The easiest way to understand functions is to consider them blocks of code inside a box with a name painted on the outside. Hopefully, the code inside the box does something interesting. It would be especially nice if we needed the code inside the box in several places in our program, but that is not really necessary.

When we want the code inside the box to do its thing, we need a way to activate it. This is called calling the function. Perhaps we need to provide the code inside the box some information that it needs to work, and perhaps the result of activating the code will be to produce some answer that we will take and use in other parts of our program.

Defining a Function

We create a function by coming up with a name, which should describe what the function is going to do for us. Next, we identify any information the function will need to accomplish its task; we call this information parameters. Next, we describe what kind of answer the function will produce (if any); this is called the return value. Finally, we write the code that defines the action of the function.

Here is an example of how it all looks in C++:

float my_sin(float angle) {
    float answer;
    // code to calculate the sin of an angle

    return answer;

The first float keyword defines the kind of value the function will return, a floating point number in this case. The name of the function is my_sin. The function needs one piece of data to work with, that parameter will be named angle inside the function, and it is another floating point number.

The body of the function is the code between the curly braces. At some point in that code, we need to include a return statement that causes the function to quit work and hand back the value specified in the statement. The thing after the word return is an expression, usually just the name of the variable you used to calculate the answer, that you want to send back to whoever called this function.

Calling a Function

When we want the code inside the function to do its thing, we call the function by creating a statement that contains the name of the function. That reference will include parentheses inside of which we will provide actual parameters we want the function to use to do its work. The parameters are separated by commas if there are more than one of them.

Parameters can be literal values, or the names of variables defined in our calling code, or expressions the system will evaluate before calling the function. The system will pass the data we specify into the function when the function wakes up. For now, we will assume that the function has no idea where the parameter information came from, it just uses the values passed in and refers to those values using the parameter names we defined when we wrote the function.

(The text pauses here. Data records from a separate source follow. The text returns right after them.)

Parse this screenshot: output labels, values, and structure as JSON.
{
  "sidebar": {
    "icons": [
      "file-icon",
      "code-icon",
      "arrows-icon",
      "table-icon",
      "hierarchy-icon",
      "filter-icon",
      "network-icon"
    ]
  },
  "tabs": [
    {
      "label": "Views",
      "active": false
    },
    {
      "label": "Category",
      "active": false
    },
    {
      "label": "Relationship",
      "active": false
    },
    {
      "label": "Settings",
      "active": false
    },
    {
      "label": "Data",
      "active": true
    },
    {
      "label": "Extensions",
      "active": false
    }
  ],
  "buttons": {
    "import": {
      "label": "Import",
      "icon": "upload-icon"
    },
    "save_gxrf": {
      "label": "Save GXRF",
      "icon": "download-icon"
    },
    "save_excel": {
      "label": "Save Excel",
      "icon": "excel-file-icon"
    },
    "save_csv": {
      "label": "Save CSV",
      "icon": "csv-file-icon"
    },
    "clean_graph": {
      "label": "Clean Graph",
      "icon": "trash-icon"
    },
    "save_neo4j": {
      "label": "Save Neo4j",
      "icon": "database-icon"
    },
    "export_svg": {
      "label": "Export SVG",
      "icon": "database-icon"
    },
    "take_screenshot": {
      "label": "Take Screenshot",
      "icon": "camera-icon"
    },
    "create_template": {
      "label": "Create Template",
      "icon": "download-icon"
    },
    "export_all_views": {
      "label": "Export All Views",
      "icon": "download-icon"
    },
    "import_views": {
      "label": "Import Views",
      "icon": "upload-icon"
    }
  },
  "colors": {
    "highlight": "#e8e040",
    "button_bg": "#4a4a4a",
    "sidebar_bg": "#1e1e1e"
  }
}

Parameter names defined in the function code do not need to be the same as the names from the caller code we place between the parentheses when we call the function.

Phew - sounds complicated, but it is actually fairly simple. (There are more rules on these parameters, but this is enough for now!)

Here is code that demonstrates calling the function:

float mySin, myCos;
float myAngle = 37.0;
float PI = (float)acos(-1.0); // this is a pretty accurate PI

myAngle = myAngle * PI / 180.0;
mySin = my_sin(myAngle);
mySin = my_sin(180 * PI);           // the expression is evaluated and the result passed in

myCos = sqrt(1.0 - my_sin(myAngle)*my_sin(myAngle));        // sqrt is a new function

In each of these examples, the reference to the my_sin function is part of an expression that is being evaluated. Once the entire expression has been evaluated, the value is stored in the container named on the left side of the equal operator. The normal rules of evaluating expressions are still being followed, but when the system gets to the reference to the function, the expression evaluation pauses for a bit while the code for the function figures out the answer needed. That answer is returned to the expression evaluator which continues on with its work.